The last two alleged errors will be discussed together. They are:
'4. The court was without jurisdiction to appoint an attorney for the receiver to represent him at the hearing of the objections to the account.
'5. It was error to award the attorney for the receiver a fee from the estate for representing the receiver upon the objections to the account.'

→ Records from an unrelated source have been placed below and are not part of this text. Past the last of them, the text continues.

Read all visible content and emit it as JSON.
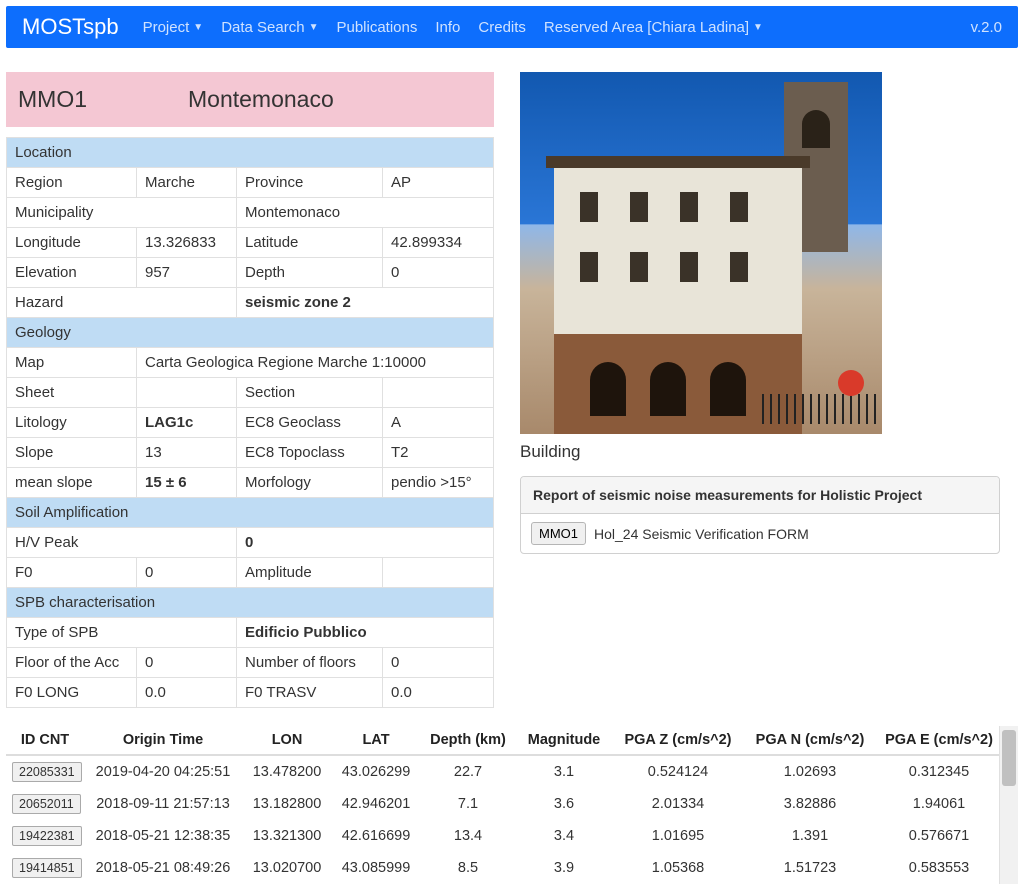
{
  "nav": {
    "brand": "MOSTspb",
    "items": [
      {
        "label": "Project",
        "dropdown": true
      },
      {
        "label": "Data Search",
        "dropdown": true
      },
      {
        "label": "Publications",
        "dropdown": false
      },
      {
        "label": "Info",
        "dropdown": false
      },
      {
        "label": "Credits",
        "dropdown": false
      },
      {
        "label": "Reserved Area [Chiara Ladina]",
        "dropdown": true
      }
    ],
    "version": "v.2.0"
  },
  "site": {
    "code": "MMO1",
    "name": "Montemonaco"
  },
  "location": {
    "section": "Location",
    "region_label": "Region",
    "region": "Marche",
    "province_label": "Province",
    "province": "AP",
    "municipality_label": "Municipality",
    "municipality": "Montemonaco",
    "longitude_label": "Longitude",
    "longitude": "13.326833",
    "latitude_label": "Latitude",
    "latitude": "42.899334",
    "elevation_label": "Elevation",
    "elevation": "957",
    "depth_label": "Depth",
    "depth": "0",
    "hazard_label": "Hazard",
    "hazard": "seismic zone 2"
  },
  "geology": {
    "section": "Geology",
    "map_label": "Map",
    "map": "Carta Geologica Regione Marche 1:10000",
    "sheet_label": "Sheet",
    "sheet": "",
    "section_label": "Section",
    "section_val": "",
    "litology_label": "Litology",
    "litology": "LAG1c",
    "ec8geo_label": "EC8 Geoclass",
    "ec8geo": "A",
    "slope_label": "Slope",
    "slope": "13",
    "ec8topo_label": "EC8 Topoclass",
    "ec8topo": "T2",
    "meanslope_label": "mean slope",
    "meanslope": "15 ± 6",
    "morfology_label": "Morfology",
    "morfology": "pendio >15°"
  },
  "soil": {
    "section": "Soil Amplification",
    "hvpeak_label": "H/V Peak",
    "hvpeak": "0",
    "f0_label": "F0",
    "f0": "0",
    "amp_label": "Amplitude",
    "amp": ""
  },
  "spb": {
    "section": "SPB characterisation",
    "type_label": "Type of SPB",
    "type": "Edificio Pubblico",
    "flooracc_label": "Floor of the Acc",
    "flooracc": "0",
    "numfloor_label": "Number of floors",
    "numfloor": "0",
    "f0long_label": "F0 LONG",
    "f0long": "0.0",
    "f0trasv_label": "F0 TRASV",
    "f0trasv": "0.0"
  },
  "building_caption": "Building",
  "report": {
    "title": "Report of seismic noise measurements for Holistic Project",
    "button": "MMO1",
    "link": "Hol_24 Seismic Verification FORM"
  },
  "events": {
    "headers": {
      "id": "ID CNT",
      "origin": "Origin Time",
      "lon": "LON",
      "lat": "LAT",
      "depth": "Depth (km)",
      "mag": "Magnitude",
      "pgaz": "PGA Z (cm/s^2)",
      "pgan": "PGA N (cm/s^2)",
      "pgae": "PGA E (cm/s^2)"
    },
    "rows": [
      {
        "id": "22085331",
        "origin": "2019-04-20 04:25:51",
        "lon": "13.478200",
        "lat": "43.026299",
        "depth": "22.7",
        "mag": "3.1",
        "pgaz": "0.524124",
        "pgan": "1.02693",
        "pgae": "0.312345"
      },
      {
        "id": "20652011",
        "origin": "2018-09-11 21:57:13",
        "lon": "13.182800",
        "lat": "42.946201",
        "depth": "7.1",
        "mag": "3.6",
        "pgaz": "2.01334",
        "pgan": "3.82886",
        "pgae": "1.94061"
      },
      {
        "id": "19422381",
        "origin": "2018-05-21 12:38:35",
        "lon": "13.321300",
        "lat": "42.616699",
        "depth": "13.4",
        "mag": "3.4",
        "pgaz": "1.01695",
        "pgan": "1.391",
        "pgae": "0.576671"
      },
      {
        "id": "19414851",
        "origin": "2018-05-21 08:49:26",
        "lon": "13.020700",
        "lat": "43.085999",
        "depth": "8.5",
        "mag": "3.9",
        "pgaz": "1.05368",
        "pgan": "1.51723",
        "pgae": "0.583553"
      }
    ]
  }
}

Appellants correctly point out that the attorney was employed not to preserve the estate but to protect the receiver when his account was challenged. It is of course an indispensable part of the receiver's duties to file an accounting and submit himself to inquiry and attack by those beneficially interested in the estate. In this case the attack which was threatened was much more than routine. Items aggregating approximately $60,000 were called into question, with a request that the receiver be surcharged. The attorney for the objectors announced his intention to conduct a three-day trial. The receiver could expect to be a witness. Although himself a member of the bar, he could hardly be expected to act in propria persona, conducting a trial of such gravity and complexity, examining witnesses and making objections and arguments. It was necessary and proper that the receiver have the assistance of counsel. Since the record shows that the charges against him were unfounded, and that his report and account as submitted by him were regular, the cost of preparing for the contest and appearing in it can only be regarded as necessary expense incurred in the course of his official duties, for which he is entitled to reimbursement out of the estate. (Missouri & K.I. Ry. Co. v. Edson (8 Cir.) 224 F. 79.)
The amounts to be allowed to the receiver as his compensation and to pay his attorney are for the trial court to determine in the exercise of its discretion. (Venza v. Venza, 101 Cal.App.2d 678, 680, 226 P.2d 60.) Under all of the circumstances we cannot say that this discretion has been abused.
The orders of December 16, 1964, and December 29, 1964, are affirmed. Appeals from the other orders are dismissed.
FILES, Presiding Justice.
JEFFERSON and KINGSLEY, JJ., concur.